** TASK ITEM **
Go through the data below and copy each line where the word "title" occurs.

** DATASET RECORDS **

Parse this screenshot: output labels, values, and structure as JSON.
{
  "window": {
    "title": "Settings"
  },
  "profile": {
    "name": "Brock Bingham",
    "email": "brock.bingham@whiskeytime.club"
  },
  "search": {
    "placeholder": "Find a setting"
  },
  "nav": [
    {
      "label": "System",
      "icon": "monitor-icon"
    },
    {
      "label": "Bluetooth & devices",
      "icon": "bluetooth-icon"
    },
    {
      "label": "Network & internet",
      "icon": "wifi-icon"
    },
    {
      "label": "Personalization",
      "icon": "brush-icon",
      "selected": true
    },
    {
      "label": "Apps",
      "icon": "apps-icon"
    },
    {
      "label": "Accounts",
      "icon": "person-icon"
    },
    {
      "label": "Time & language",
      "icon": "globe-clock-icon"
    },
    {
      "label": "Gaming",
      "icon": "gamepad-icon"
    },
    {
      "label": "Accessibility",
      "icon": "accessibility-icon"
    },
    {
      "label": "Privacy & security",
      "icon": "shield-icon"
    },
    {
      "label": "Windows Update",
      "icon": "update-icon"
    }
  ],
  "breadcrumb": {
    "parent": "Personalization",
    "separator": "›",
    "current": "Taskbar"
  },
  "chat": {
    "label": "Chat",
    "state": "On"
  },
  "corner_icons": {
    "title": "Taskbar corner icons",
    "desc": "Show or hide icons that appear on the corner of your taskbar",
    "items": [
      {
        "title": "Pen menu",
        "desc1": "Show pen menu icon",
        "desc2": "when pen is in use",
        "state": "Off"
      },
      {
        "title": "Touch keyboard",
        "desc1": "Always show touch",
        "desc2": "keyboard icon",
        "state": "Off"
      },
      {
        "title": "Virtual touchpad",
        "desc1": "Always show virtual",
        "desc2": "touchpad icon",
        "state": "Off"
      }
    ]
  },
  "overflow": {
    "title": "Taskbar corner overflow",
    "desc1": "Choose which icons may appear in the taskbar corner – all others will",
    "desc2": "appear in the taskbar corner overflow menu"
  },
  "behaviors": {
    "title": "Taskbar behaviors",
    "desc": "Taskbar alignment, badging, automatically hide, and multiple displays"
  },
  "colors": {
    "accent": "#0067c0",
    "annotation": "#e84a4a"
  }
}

** ANSWER TO THIS EXERCISE **
    "title": "Settings"
    "title": "Taskbar corner icons",
        "title": "Pen menu",
        "title": "Touch keyboard",
        "title": "Virtual touchpad",
    "title": "Taskbar corner overflow",
    "title": "Taskbar behaviors",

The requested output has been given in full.